Advertisement
Quiz

Enlarging pigmented lesion on the foot

Figures

Fig 1. Tan patch
Figure 1. Mottled, tan-coloured patch on the sole of the foot.
Fig 2. Pigmented spores
Figure 2. Skin biopsy demonstrating pigmented spores and hyphae in the keratin layer.
STEVEN KOSSARD, FACD

Over a nine-month period, a 42-year-old man developed an enlarging, mottled, tan-coloured lesion on the sole of his left foot (Figure 1). A skin biopsy showed multiple pigmented spores and hyphal elements within the keratin layer (Figure 2).

Differential diagnosis

The following conditions should be considered in the differential diagnosis of a pigmented lesion on the sole of the foot.
  • Café au lait macules may have an identical colour to this man’s lesion, but they appear in childhood, have an even colour rather than a mottled pattern, and are usually not on the sole. Biopsy shows epidermal hyperpigmentation.

  • Pigmented epidermal naevi also usually have their onset in childhood and have a more whorled or linear appearance. Biopsy often shows verrucose epidermal hyperplasia.

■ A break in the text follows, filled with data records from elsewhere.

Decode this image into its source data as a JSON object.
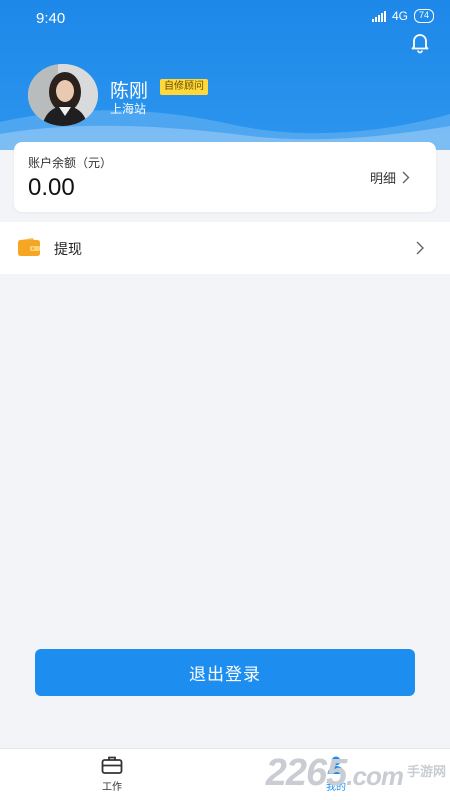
{
  "status_bar": {
    "time": "9:40",
    "network": "4G",
    "battery": "74"
  },
  "profile": {
    "name": "陈刚",
    "badge": "自修顾问",
    "station": "上海站"
  },
  "balance": {
    "label": "账户余额（元）",
    "value": "0.00",
    "detail_link": "明细"
  },
  "menu": {
    "withdraw_label": "提现"
  },
  "logout_label": "退出登录",
  "tabbar": {
    "work_label": "工作",
    "mine_label": "我的",
    "active": "mine"
  },
  "watermark": {
    "number": "2265",
    "suffix": ".com",
    "site": "手游网"
  },
  "colors": {
    "primary": "#1d8ef0",
    "header": "#1e88e9",
    "badge": "#ffd93a",
    "wallet": "#f5a623"
  },
  "icons": {
    "bell": "bell-icon",
    "wallet": "wallet-icon",
    "work": "briefcase-icon",
    "mine": "person-icon"
  }
}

  • Chemicals such as self-tanning lotions may produce discolouration of the skin, but usually this is short lived and lacks the history of progressive growth.

  • Malignant melanoma of the sole is an important differential diagnosis. Malignant melanoma usually has a more variegated colour spectrum and dermoscopy shows a broad ridge pattern of pigmentation. Skin biopsy will help confirm the diagnosis prior to surgery.

  • Tinea nigra is the correct diagnosis in this case. It is caused by the presence of a superficial mould called Hortaea (Exophiala) werneckii. The mould is able to synthesise melanin and masquerade as a melanoma. The infection is usually localised to either a palm or sole. The diagnosis can be confirmed by skin scraping and culture or by skin biopsy. The mould will respond to topical imidazole creams, such as 2% miconazole or 2% ketoconazole, and also to keratolytic agents such as urea or Whitfield ointment (benzoic acid, salicylic acid).

Keypoint

Tinea nigra may masquerade as a malignant melanoma, but the limited colour range and mottled pattern are clues. Skin scraping or a biopsy should be obtained to avoid unnecessary surgery.

Legal Notes